- WHAT THE TASK ASKS
Read the records beneath this task and copy every line that contains the string "JSON".

[SOURCE DATA — start]

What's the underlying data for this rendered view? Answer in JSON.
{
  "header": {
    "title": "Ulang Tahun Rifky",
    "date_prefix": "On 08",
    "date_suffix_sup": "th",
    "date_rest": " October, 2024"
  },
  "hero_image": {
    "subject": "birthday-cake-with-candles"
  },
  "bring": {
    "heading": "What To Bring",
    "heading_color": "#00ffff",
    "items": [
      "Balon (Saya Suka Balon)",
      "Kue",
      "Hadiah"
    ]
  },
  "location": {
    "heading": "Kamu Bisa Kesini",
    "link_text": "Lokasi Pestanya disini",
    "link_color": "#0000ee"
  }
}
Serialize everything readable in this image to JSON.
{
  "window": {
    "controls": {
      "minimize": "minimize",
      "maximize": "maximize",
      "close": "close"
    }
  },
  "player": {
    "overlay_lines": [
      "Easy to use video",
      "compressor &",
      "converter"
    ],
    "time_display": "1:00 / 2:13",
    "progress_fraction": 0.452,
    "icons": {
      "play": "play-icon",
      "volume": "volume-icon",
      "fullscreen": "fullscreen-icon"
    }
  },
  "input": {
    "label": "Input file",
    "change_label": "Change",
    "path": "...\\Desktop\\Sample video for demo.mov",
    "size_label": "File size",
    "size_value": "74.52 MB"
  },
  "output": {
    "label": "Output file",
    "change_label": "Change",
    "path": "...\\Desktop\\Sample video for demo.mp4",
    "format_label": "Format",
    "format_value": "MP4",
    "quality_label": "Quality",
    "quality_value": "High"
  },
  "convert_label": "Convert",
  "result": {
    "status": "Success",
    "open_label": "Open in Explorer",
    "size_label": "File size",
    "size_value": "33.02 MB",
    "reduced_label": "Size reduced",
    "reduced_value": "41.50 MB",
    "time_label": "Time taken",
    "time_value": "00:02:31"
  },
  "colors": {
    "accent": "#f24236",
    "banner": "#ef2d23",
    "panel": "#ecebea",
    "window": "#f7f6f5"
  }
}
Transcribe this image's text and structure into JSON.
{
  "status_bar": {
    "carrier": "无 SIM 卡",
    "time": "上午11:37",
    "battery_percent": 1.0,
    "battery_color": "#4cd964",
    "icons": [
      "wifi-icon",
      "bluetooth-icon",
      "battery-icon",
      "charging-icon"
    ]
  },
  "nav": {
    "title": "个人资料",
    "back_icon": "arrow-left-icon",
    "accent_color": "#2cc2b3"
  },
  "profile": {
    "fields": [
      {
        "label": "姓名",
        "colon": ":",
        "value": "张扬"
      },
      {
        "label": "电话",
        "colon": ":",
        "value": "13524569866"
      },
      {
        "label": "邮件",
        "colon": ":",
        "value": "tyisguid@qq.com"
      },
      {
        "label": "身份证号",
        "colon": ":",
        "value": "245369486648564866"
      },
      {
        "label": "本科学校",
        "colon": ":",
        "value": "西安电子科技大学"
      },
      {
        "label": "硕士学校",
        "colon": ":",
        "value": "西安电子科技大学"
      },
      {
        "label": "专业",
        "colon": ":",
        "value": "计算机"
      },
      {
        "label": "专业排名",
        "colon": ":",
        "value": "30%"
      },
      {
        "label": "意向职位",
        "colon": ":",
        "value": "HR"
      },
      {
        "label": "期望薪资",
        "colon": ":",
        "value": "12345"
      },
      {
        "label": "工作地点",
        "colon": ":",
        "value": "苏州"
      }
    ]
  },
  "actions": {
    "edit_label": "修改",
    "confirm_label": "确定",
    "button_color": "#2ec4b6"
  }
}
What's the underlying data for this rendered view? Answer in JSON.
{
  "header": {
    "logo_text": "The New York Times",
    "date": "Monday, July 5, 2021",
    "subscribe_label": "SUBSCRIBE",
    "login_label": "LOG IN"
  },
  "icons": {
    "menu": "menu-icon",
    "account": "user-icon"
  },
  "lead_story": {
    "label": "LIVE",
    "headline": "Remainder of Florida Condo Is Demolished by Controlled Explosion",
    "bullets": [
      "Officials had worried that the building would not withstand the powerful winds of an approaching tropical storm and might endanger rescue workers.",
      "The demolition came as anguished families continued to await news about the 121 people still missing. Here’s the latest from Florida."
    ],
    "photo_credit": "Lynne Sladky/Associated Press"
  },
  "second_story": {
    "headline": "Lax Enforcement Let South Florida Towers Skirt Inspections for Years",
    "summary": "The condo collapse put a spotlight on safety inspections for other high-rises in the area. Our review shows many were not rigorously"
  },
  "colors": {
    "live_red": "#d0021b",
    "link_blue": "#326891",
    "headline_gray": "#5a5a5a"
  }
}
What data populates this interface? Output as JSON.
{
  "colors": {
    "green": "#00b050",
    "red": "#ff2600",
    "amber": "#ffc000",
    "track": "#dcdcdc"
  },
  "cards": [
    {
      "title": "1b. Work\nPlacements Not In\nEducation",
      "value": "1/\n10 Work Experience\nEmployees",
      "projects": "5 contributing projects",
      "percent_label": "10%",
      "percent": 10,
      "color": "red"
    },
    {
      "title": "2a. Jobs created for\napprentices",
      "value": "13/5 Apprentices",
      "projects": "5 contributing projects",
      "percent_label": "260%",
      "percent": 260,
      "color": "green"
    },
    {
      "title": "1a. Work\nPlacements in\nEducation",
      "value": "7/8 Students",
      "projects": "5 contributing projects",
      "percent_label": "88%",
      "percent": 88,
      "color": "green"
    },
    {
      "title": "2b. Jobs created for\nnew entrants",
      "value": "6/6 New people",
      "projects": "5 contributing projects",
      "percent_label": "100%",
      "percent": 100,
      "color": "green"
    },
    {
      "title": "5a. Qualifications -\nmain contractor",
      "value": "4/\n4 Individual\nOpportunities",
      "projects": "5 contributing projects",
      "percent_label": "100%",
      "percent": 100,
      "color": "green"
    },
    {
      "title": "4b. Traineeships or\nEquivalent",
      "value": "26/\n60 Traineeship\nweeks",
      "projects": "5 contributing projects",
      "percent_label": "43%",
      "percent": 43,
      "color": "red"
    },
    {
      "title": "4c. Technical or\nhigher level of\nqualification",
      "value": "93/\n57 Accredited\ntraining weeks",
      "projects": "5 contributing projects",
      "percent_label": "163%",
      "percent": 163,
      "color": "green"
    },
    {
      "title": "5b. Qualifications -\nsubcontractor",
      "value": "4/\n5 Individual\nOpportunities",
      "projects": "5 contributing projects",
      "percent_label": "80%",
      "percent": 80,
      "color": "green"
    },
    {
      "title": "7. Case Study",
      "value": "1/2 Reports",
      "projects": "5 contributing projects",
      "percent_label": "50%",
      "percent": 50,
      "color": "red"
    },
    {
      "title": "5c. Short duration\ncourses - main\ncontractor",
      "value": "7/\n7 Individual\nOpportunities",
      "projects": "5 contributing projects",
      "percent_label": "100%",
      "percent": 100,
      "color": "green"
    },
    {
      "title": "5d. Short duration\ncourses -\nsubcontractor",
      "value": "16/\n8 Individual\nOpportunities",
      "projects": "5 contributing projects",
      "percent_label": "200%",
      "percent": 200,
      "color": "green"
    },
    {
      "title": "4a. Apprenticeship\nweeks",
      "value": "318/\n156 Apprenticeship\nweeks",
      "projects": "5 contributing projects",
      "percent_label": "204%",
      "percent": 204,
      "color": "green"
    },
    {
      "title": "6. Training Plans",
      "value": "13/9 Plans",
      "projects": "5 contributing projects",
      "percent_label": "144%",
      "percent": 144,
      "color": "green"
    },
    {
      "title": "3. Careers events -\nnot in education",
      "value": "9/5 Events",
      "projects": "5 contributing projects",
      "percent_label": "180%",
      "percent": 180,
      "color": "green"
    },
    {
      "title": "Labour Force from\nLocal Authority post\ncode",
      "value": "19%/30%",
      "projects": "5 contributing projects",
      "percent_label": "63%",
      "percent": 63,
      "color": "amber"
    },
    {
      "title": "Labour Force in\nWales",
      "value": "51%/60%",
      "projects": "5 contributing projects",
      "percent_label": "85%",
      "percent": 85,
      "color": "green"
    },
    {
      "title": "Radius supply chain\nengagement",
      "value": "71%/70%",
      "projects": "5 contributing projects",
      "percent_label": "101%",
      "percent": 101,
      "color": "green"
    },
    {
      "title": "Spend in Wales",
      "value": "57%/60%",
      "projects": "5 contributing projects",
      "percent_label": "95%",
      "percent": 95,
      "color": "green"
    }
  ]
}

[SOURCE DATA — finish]

- WRITTEN RESPONSE
What's the underlying data for this rendered view? Answer in JSON.
Serialize everything readable in this image to JSON.
Transcribe this image's text and structure into JSON.
What's the underlying data for this rendered view? Answer in JSON.
What data populates this interface? Output as JSON.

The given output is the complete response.